Review Summary: Nurses have done it again, shattering any hopes of them settling into one style and catapulting themselves into an entirely different musical spectrum altogether.
Every once in a while, a group of musicians will put out outrageously amazing albums, give extremely good live performances in the circles one might expect avant-garde stylings to be accepted, and still seem to slip under everyone’s radar. Portland-based band Nurses fits this description to a tee.
Since 2007’s Hangin’ Nothin’ but Our Hands Down (Sergeant House), Nurses has cultivated a sound that is the musical equivalent of pop art. They blend frantic rhythms with catchy vocals better than most bands of the late-2000s thanks to a very unique delivery from lead vocalist Aaron Chapman, intricate yet simplistic layering from John Bowers, and a solid rhythm section supported by James Mitchell.
The group’s second release, Apple’s Acre, pretty much destroyed any preconceived notions one could gather from listening to their first record. With a new label (Dead Oceans) giving them a lot more room to spread their wings, Nurses went old school in a new school way, hiding away in an attic with nothing more than a Macbook Pro, some random DAW, and a butt load of instruments, and somehow they emerged with what could be considered one of my generations’ greatest pop records.
With the release of Dracula, Nurses have done it again, shattering any hopes of them settling into one style and catapulting themselves into an entirely different musical spectrum altogether. Now don’t get me wrong, it is obvious that the same people are making the records. The subtleties and nuances of the band can be heard from album to album, but it’s as if the reinvention of the group can be expected with the release of a new album. The ability to rest is nonexistent, and the forward momentum keeps propelling the artists’ sound. In short, Nurses has cultivated an image of both being artsy and brutally spontaneous.
Yet even after being compared to the likes of Grizzly Bear and Animal Collective and touring with The Tallest Man on Earth, Nurses still hasn’t seemed to find their audience. However, Dracula is a record that can and probably will do that for the band. With a sharper focus on production and a new outlook on recording, the group dove into recording sessions and delivered another gem. The writing process was described as more of a producers gathering then a band jamming out the sections. Each member of the group took turns adding to the songs, tweaking the mix, and layering the backgrounds, and what you end up with is a record that really feels like something you can lean on.
Drawing from all their previous material and introducing new influences, Dracula will lead you through the collective mind of one of the greatest avant-garde musical groups. The most exciting thing about the album for me is getting to hear finished versions of “So Sweet,” which is now a two-part epic masterpiece, and “Eternal Thrills” (formerly named “Disney”), which have both been posted on Youtube acoustically for some time now. Getting to see the transformations of those songs is probably one of the most rewarding experiences I have had in music in a while.

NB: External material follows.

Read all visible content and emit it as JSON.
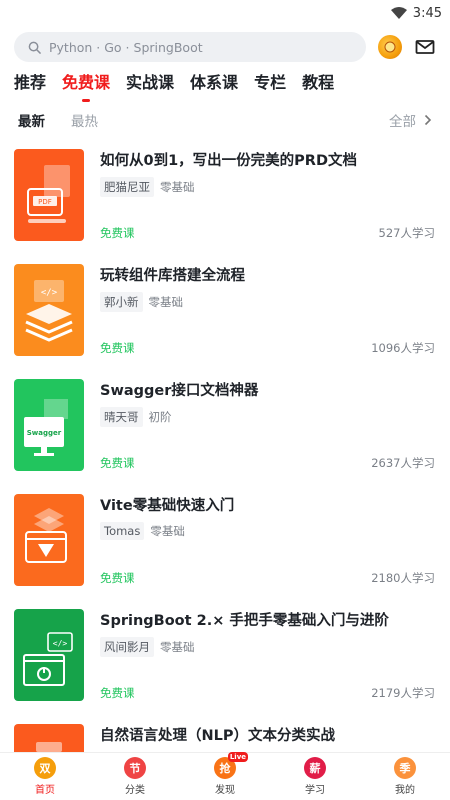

The entire album is pretty amazing. Songs like “Trying to Reach You” will make you tap your feet the sort of infectious groove that sticks with you through your day, while “Wouldn’t Tell” will leave you feeling like a chilly morning smoke laying flat on your back on the hard wood floor, listening to the speakers echo off the walls. There is something so organic about this band that it’s hard to put into words most of the time, and with the progression from album to album, genre to genre I can only speculate that this is only the being of what the Nurses have to offer sonically.